- _Exercise_
Pull every line containing "String" from the entries.

- _Provided information_
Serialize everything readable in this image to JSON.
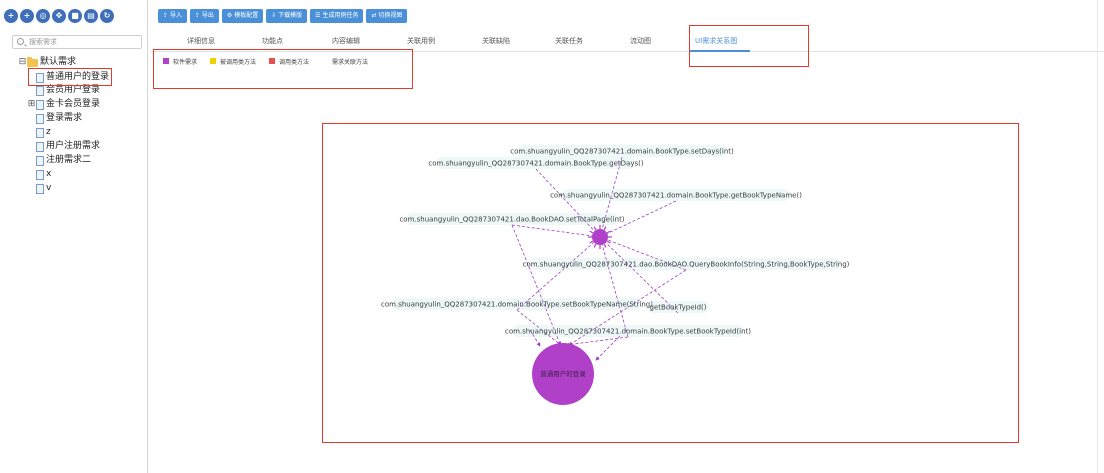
{
  "left_panel": {
    "toolbar_icons": [
      "plus-circle-icon",
      "add-icon",
      "add-child-icon",
      "move-icon",
      "delete-icon",
      "document-icon",
      "refresh-icon"
    ],
    "search_placeholder": "搜索需求",
    "tree": {
      "root": "默认需求",
      "items": [
        "普通用户的登录",
        "会员用户登录",
        "金卡会员登录",
        "登录需求",
        "z",
        "用户注册需求",
        "注册需求二",
        "x",
        "v"
      ]
    }
  },
  "toolbar": {
    "buttons": [
      "导入",
      "导出",
      "模板配置",
      "下载模版",
      "生成用例任务",
      "切换视图"
    ]
  },
  "tabs": {
    "items": [
      "详细信息",
      "功能点",
      "内容编辑",
      "关联用例",
      "关联缺陷",
      "关联任务",
      "流动图",
      "UI需求关系图"
    ],
    "active_index": 7
  },
  "legend": {
    "items": [
      {
        "label": "软件需求",
        "color": "#b040c8"
      },
      {
        "label": "被调用类方法",
        "color": "#f0d000"
      },
      {
        "label": "调用类方法",
        "color": "#e55050"
      },
      {
        "label": "需求关联方法",
        "color": "#a0d8e0"
      }
    ]
  },
  "graph": {
    "center_node_label": "普通用户的登录",
    "nodes": [
      "com.shuangyulin_QQ287307421.domain.BookType.setDays(int)",
      "com.shuangyulin_QQ287307421.domain.BookType.getDays()",
      "com.shuangyulin_QQ287307421.domain.BookType.getBookTypeName()",
      "com.shuangyulin_QQ287307421.dao.BookDAO.setTotalPage(int)",
      "com.shuangyulin_QQ287307421.dao.BookDAO.QueryBookInfo(String,String,BookType,String)",
      "com.shuangyulin_QQ287307421.domain.BookType.setBookTypeName(String)",
      "getBookTypeId()",
      "com.shuangyulin_QQ287307421.domain.BookType.setBookTypeId(int)"
    ],
    "colors": {
      "requirement": "#b040c8",
      "method_node": "#a0d8e0",
      "edge": "#9b3fc2"
    }
  }
}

- _Answer_
      "com.shuangyulin_QQ287307421.dao.BookDAO.QueryBookInfo(String,String,BookType,String)",
      "com.shuangyulin_QQ287307421.domain.BookType.setBookTypeName(String)",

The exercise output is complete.